Honing in on the ‘krautrock’ signings, over the last four postings I’ve shared my opinions, thoughts and criticism on some of Virgin Records celebrated and fabled German signings from the 1970s. In this, the finale, I draw attention to the label’s most congruous and durable act, Tangerine Dream.
Recording a total of nine original and four live LPs for Virgin over a ten year period (1974 – 1983), the Dream released some of their most popular opuses. Termed in colourful shades (like Picasso) or location (usually the address or city of the label they signed with) their discography is famously divided into stages, with the ‘Virgin Years’ being the epoch that broke them internationally with the now classically heralded, ‘sequencer driven-sound’.
With so many fitting albums to chose from, I’ve picked just one, the burgeoning debut for the label, Phaedra.
Phaedra the tragic mythological love-torn, and cursed wife of Theseus has lent herself to many plays, poetic proses, operas and even an asteroid. This rebuked siren from Greek tragedy is immortalised for a new epoch as part of the West Berlin synthesizer group’s re-textured sweeping experiments. Covering the entirety of side one, on this their first LP for Virgin, Phaedra is like an acid-trance choral eulogy of incipient multilayer motifs, and arpeggiator modulations. The sounds of a ghost ships switchboard interlaced with twisting metallic reverb both gravitate and loom over a meandering pan-European work-out on this improvised track, which unintentionally, but rather pleasingly and to great effect, fluctuated in tone and tempo- atmospheric changes played havoc with the analog equipment. Edgar Froese and his ever rotating line-up of fellow free-thinking cohorts had moved on from their so-called ‘Pink Period’ on the German Ohr label, to a more transcendental and ambient approach on the burgeoning Virgin imprint. Phase three in the Tangerine Dream life-cycle, saw them showered with, almost, unlimited funds and full use of the famous Manor Studios in Oxford – where fellow compatriots Faust recorded their IV album, a few months before. Flanking Froese on this adventure were the ex-Agitation Free drummer Chris Franke, and Peter Baumann; who’d already left the trio once before, returning just in time to record this musical suite.
Phaedra would be an album of firsts for the band with the introduction and use of sequencers and the MOOG. Franke would adopt DR.Robert Moog’s invention as a substitute to the bass guitar on the visionary soundscape ‘Mysterious Semblance At The Stand Of Nightmares’ – surely the catalyst and influence behind Bowie’s ‘Warszawa’. The polyphonic Mellotron, used to elegiac effect on the very same track, is tenderly coaxed and teased by Froese, whilst the VCS 3′s battleship pin board decked oscillation generator glides and bubbles throughout the four musical vistas of heavenly orchestrated electronica. Baumann explores the use of tape-echo and filtered effected flute on his own paean composed passage, ‘Sequent C’; a short wistful and haunting soundtrack to some imagined eastern elegy.

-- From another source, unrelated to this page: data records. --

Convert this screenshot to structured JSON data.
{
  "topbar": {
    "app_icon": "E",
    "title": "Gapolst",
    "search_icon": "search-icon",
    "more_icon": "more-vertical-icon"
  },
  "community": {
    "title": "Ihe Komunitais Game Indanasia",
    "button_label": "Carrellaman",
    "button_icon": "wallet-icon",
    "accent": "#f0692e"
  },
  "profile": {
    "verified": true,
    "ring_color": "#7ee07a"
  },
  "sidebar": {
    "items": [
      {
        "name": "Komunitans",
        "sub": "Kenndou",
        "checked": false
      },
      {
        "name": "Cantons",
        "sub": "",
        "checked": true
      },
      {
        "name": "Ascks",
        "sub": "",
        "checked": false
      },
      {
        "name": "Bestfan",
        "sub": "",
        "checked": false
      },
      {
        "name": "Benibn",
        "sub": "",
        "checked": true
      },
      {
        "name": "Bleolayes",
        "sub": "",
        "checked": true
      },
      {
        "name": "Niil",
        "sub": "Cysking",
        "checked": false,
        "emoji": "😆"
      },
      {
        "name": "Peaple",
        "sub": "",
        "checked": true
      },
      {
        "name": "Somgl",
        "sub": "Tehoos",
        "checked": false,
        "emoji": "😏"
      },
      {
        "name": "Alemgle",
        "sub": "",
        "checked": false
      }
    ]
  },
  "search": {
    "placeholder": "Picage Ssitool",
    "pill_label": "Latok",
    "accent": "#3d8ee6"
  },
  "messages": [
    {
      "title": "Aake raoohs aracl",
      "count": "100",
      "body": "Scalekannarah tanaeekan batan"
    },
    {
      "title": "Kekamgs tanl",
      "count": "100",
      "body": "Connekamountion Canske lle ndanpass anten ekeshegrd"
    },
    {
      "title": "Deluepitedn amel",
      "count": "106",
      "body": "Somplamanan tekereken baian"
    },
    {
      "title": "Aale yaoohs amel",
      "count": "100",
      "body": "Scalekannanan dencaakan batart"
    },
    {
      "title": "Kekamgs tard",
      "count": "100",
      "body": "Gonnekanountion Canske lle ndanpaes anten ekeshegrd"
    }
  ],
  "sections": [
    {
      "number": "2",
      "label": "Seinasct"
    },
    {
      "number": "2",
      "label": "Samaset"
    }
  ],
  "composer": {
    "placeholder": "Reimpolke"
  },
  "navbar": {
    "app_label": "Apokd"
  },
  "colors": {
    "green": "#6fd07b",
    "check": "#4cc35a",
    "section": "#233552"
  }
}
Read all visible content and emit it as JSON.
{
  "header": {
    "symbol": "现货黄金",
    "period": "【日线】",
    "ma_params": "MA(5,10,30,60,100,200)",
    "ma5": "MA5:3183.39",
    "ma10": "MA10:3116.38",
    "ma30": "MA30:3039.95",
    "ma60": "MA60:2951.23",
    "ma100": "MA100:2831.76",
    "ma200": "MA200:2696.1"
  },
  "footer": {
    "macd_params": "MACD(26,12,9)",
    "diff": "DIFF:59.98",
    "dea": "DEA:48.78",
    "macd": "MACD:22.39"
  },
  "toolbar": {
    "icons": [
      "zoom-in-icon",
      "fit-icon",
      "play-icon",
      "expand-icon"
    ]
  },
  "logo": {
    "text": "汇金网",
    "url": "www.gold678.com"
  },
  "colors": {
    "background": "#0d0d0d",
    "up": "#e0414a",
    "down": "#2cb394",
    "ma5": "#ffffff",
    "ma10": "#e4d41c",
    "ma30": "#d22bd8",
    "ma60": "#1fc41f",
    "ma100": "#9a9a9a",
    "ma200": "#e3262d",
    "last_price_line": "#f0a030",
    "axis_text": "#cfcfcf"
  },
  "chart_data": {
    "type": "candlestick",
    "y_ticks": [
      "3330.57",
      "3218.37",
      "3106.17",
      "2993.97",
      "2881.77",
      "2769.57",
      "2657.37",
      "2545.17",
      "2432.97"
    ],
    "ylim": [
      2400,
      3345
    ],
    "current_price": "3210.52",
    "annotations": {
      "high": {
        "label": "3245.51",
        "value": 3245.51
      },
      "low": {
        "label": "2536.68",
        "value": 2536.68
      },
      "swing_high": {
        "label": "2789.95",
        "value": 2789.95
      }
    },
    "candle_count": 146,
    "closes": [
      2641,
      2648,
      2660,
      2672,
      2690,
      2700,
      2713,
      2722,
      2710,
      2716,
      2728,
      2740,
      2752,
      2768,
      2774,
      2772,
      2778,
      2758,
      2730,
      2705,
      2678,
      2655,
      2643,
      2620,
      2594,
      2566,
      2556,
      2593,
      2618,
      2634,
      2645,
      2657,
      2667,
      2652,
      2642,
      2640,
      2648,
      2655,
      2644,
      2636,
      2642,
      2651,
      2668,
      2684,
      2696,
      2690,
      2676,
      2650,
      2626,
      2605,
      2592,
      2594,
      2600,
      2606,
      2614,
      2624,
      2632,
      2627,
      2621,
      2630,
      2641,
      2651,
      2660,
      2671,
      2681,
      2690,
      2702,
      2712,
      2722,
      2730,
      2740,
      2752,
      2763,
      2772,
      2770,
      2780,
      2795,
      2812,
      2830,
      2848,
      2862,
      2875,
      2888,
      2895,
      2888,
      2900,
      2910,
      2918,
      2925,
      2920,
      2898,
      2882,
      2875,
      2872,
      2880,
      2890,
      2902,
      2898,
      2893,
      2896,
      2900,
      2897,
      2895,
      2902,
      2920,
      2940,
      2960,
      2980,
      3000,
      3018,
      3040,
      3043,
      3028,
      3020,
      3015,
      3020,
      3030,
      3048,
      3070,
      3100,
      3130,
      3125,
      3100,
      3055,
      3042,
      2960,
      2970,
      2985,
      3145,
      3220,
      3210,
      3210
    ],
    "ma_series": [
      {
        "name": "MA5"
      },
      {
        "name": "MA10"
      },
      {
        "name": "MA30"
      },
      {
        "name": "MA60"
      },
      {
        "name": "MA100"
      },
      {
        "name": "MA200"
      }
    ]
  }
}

Released simultaneously in both Germany and the UK on the cusp of 1974, this album more than any ever by the Dream team cemented their reputation. With scant publicity and sporadic underground radio play, it sold in excess of 100,000 copies overseas and entered the top twenty album charts in Blighty, changing the fortunes of the Virgin label forever. However these prophets failed to drum-up the same exultation and adulation back in their homeland, barely shifting 6,ooo records. Considered a sea-change in style and dynamics; a marked departure from their classic ‘Alpha Centauri’, this New Age themed cantata pitches itself somewhere between pantheism, mythology and a nebula traversing flight.